Talk About Your Experience and Skills

The second paragraph of your cover letter is where your experience and skills get to shine. In this section of your cover letter, include any coursework that is relevant to the position you’re applying for, along with applicable knowledge and skills you have gained so far. This is especially helpful if you have little or no job experience, as your studies and projects might directly relate to the internship job description.

If you have a part-time job and you feel that your experience is relevant to the internship, you can also include that in the second paragraph. Keep in mind that while relevant part-time job experience can be helpful when looking for an internship, it’s not a necessity—internships are designed for students with little to no real-world work experience, and any good hiring manager is aware of this.

Include Your Goals

The third and final paragraph of your cover letter is where you should describe your goals and what you hope to achieve through the internship program, along with what you can bring to the table. For example, you could say that the internship will be a great way for you to gain hands-on experience in your field, develop valuable skills, and forge new and meaningful professional relationships.

As always, it’s important to consult the internship job listing when describing what you can offer to the program. If the job description states that you’ll be working on real-world projects, you could say that you hope to develop new and innovative practices that can be used to increase the company’s efficiency. This will show the hiring manager that not only are you motivated to learn, but that you’re also driven to contribute to the company in a positive way.

Perhaps the best part about including a cover letter with your internship application is that it gives potential employers a sense of who you are as a person.
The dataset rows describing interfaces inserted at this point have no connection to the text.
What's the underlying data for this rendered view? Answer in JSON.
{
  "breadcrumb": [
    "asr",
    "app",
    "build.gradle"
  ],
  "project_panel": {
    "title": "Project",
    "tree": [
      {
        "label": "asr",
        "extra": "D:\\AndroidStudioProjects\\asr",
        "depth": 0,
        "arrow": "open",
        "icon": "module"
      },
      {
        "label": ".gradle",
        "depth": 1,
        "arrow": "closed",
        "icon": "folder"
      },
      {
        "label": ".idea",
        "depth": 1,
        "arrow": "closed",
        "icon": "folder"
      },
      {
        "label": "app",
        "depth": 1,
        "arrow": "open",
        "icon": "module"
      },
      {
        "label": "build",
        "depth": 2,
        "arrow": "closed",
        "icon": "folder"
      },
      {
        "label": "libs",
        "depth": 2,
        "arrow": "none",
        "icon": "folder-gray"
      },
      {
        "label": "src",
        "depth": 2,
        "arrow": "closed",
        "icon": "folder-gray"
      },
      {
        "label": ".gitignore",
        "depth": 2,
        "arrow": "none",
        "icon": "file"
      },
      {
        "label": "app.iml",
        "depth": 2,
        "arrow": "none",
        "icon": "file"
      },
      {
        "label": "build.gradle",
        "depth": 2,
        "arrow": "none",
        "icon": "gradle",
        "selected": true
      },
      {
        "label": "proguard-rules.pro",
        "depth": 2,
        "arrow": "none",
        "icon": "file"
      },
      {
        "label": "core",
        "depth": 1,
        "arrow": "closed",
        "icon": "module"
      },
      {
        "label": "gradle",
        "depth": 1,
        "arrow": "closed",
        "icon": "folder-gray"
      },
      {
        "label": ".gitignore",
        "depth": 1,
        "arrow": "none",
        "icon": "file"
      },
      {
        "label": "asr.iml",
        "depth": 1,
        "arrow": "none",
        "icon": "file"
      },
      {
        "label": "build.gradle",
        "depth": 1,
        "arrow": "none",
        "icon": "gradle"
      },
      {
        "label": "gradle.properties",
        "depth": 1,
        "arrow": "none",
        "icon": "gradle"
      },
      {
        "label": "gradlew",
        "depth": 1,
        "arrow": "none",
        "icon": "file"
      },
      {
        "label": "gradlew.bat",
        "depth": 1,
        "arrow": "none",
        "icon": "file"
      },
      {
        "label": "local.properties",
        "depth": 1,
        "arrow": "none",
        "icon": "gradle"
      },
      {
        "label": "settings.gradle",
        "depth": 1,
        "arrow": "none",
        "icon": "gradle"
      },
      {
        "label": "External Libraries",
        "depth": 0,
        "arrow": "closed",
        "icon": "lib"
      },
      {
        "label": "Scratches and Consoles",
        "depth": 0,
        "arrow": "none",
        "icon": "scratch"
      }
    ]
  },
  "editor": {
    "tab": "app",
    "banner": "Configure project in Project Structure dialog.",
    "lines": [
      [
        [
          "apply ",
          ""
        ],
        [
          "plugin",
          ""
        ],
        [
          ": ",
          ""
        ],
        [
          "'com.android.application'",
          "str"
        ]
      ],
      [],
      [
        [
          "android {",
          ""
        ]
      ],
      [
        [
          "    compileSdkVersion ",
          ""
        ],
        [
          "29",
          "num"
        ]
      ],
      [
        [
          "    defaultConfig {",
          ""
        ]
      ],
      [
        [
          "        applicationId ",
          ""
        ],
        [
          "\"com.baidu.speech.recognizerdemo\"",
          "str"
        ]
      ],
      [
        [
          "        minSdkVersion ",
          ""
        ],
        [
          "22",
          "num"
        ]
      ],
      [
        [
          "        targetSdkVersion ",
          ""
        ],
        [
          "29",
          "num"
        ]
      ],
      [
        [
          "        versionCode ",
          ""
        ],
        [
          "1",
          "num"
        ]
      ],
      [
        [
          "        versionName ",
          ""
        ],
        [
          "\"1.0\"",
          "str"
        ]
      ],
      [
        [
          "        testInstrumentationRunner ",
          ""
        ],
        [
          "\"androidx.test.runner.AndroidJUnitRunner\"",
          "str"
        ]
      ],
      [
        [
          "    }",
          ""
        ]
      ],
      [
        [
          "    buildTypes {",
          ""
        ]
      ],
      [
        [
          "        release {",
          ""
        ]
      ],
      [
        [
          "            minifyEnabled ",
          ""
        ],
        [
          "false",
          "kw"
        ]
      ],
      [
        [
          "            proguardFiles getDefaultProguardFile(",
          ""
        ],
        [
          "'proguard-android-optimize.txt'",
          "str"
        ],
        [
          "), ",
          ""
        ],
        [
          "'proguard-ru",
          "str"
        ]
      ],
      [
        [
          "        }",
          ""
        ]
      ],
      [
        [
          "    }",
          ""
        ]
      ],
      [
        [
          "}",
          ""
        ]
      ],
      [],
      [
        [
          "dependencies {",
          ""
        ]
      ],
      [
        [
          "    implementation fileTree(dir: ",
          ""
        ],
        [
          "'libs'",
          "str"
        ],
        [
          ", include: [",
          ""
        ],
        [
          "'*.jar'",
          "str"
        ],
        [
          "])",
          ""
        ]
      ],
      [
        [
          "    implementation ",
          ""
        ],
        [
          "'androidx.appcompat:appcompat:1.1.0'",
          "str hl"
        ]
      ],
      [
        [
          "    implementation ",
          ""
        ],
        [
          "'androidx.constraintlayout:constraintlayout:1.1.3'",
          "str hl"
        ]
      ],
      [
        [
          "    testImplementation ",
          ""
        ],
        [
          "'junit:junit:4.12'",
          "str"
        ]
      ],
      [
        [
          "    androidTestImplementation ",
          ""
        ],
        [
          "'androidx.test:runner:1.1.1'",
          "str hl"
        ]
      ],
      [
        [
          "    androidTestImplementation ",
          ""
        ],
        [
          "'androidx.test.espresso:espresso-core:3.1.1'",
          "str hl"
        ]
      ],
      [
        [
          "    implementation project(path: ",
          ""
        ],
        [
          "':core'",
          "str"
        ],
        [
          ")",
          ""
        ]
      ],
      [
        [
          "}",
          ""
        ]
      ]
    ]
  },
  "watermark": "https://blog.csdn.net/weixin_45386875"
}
If you’re truly excited about your experience and the prospect of participating in a great internship, that energy will be apparent in your cover letter, and this will increase your chances of getting hired.